Do you find yourself wondering what copyrighted material you can and can't use in the classroom? Or are you planning to show a documentary film on campus and need to find out if you are required to purchase a public performance license before doing so? Your campus librarian is the best place to go for information!
But in the mean time, here's a little bit of info. to get you going:
Using video & streaming video in the classroom:
You do not need public performance rights to show a video in the classroom as long as:
- The video relates directly to the class you are teaching
- It is a face-to-face class and the video is being shown only to students of this class
- The video was purchased/borrowed/copied/downloaded lawfully (when in doubt, contact your campus librarian)
- For more information, see the ALA article, What Rights Come with That Movie?
Using Netflix streaming video in the classroom:
According to Netflix, “The Netflix services and any content viewed through our server is for personal and non-commercial use. If the content is not downloaded with the help of a program, modified, or sold out to a third party distributor you can watch it with no problem. Since you mentioned it will be used to be showed at a school, as long as the actual title is not downloaded or is being charged for the students to watch it, you are okay to use the services while in class.” (3/21/2016)
Using streaming video in an online class:
Because this is not a true face-to-face classroom setting, special rules may apply. It is best to speak to your campus librarian before embedding a video in you online classroom. That said, there are some resources out there that are OK to stream from your online classroom:
- Films on Demand (Films Media Group): Films for the Humanities and Sciences on Demand is a subscription database provided by your campus library that provides access to over 7000 educational online videos. Videos are provided online via streaming video. Many videos are available with closed captioning. They cover subjects in the Humanities, Social Sciences, Science, Health, Medicine, Mathematics, and Technology. For help on embedding links in D2L, visit our help page.
- ECB's Wisconsin Media Lab: Wisconsin Media Lab, a division of ECB, curates cost-free PK-12 multimedia educational content. Our award-winning classroom resources align to Common Core State Standards and span all curricular areas.
- Many (but not all) of the films contained in the Library of Congress American Memory Collection
Umbrella Licenses for Public Performance Rights for Videos:
- The Motion Picture Licensing Corporation (MPLC) offers umbrella licenses to individual campuses at a rate of about $1/FTE/year.
- They do not offer a single umbrella license that will cover multiple locations such as the UW Colleges would need.
- Campuses are responsible for making sure that the publisher of a video is covered by umbrella license. This can be done by looking at video packaging or IMDB to find publisher and then comparing this to MPLC's list of publishers.
- For more information call Craig Parker at 1-800-462-8855 ext. 3019
Last update: 2013
One-time Public Performance Rights Licensing of Videos:

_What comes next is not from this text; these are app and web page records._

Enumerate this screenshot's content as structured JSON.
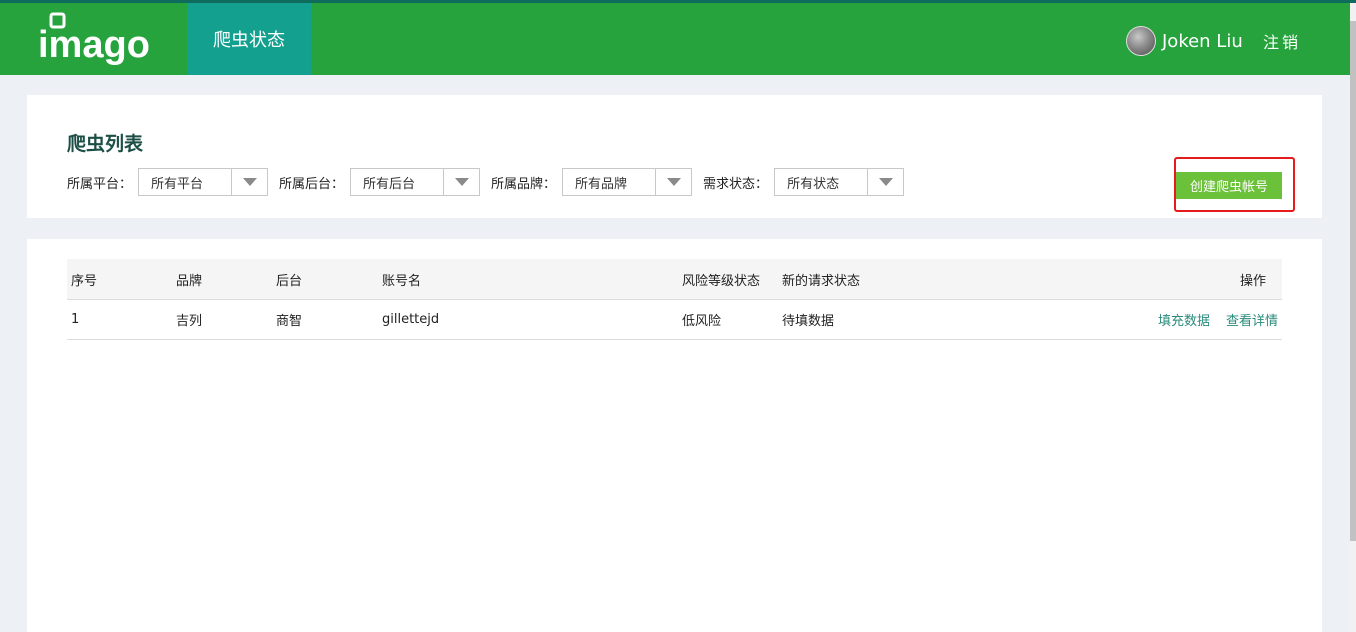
{
  "header": {
    "logo_text": "imago",
    "nav_tab": "爬虫状态",
    "username": "Joken Liu",
    "logout": "注销"
  },
  "filter_panel": {
    "title": "爬虫列表",
    "filters": [
      {
        "label": "所属平台：",
        "value": "所有平台"
      },
      {
        "label": "所属后台：",
        "value": "所有后台"
      },
      {
        "label": "所属品牌：",
        "value": "所有品牌"
      },
      {
        "label": "需求状态：",
        "value": "所有状态"
      }
    ],
    "create_button": "创建爬虫帐号"
  },
  "table": {
    "columns": [
      "序号",
      "品牌",
      "后台",
      "账号名",
      "风险等级状态",
      "新的请求状态",
      "操作"
    ],
    "rows": [
      {
        "cells": [
          "1",
          "吉列",
          "商智",
          "gillettejd",
          "低风险",
          "待填数据"
        ],
        "actions": [
          "填充数据",
          "查看详情"
        ]
      }
    ]
  },
  "colors": {
    "header_bg": "#26a33c",
    "nav_tab_bg": "#13a08f",
    "create_button_bg": "#6cc13a",
    "highlight_border": "#e61c1c",
    "link": "#2a8b7c"
  },
  "icons": [
    "avatar-image",
    "dropdown-arrow-icon"
  ]
}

- MPLC offers one-time public performance licensing of independent & documentary films. Interested parties need to call MPLC well in advance of a showing to let them know about how many people would be attending the performance. Less than 100 people will typically run about $100. (call Craig Parker at 1-800-462-8855 ext. 3019)
- Swank and Criterion offer one-time public performance licensing for feature films.
Using music in the classroom:
The same Fair Use and Classroom Use exemptions apply to music that apply to video. In addition, the University of Wisconsin Colleges has institutional blanket licenses with BMI, ASCAP and SESAC which allow for use of music outside the classroom. For more information on what types of usage are covered by these licenses, please contact the UWC Copyright Subcommittee (UWC-Copyright Subcommittee@uwc.edu).
Last update: 2014
EBSCO and ILL:
- EBSCOhost products (including ebooks) may be used for ILL unless ILL is specifically prohibited by the publisher in the copyright statement within an individual record.
That said, you will also need to follow the Fair Use guidelines of the US Copyright law in determining what can and can’t be ILLd. It’s really a matter of looking at the ebook as if it were print. ILLing a whole book is NOT permitted, nor is ILLing a whole journal. However, if there's a request for a chapter from an ebook, and there's no publisher statement in the item's individual record that tells you that you can’t use the material for ILL purposes, then you may print out a chapter of the ebook and ILL it--using ILLiad or OCLC's Article Exchange, of course.
Proquest and ILL:
- The license agreement with Proquest (maintained by CUWL CDC) states that ILL is allowed as long as copyright laws are followed (see fair use). An additional note pertaining to Early English Books Online (as well as Proquest Dissertations and Theses) states that ILL is restricted to one printed copy of the specific dissertation, book or pamphlet at any one time.
U.S. Copyright Links
UW Colleges' Pages on Copyright
American Library Association's Page on Libraries & Copyright
Other Useful Links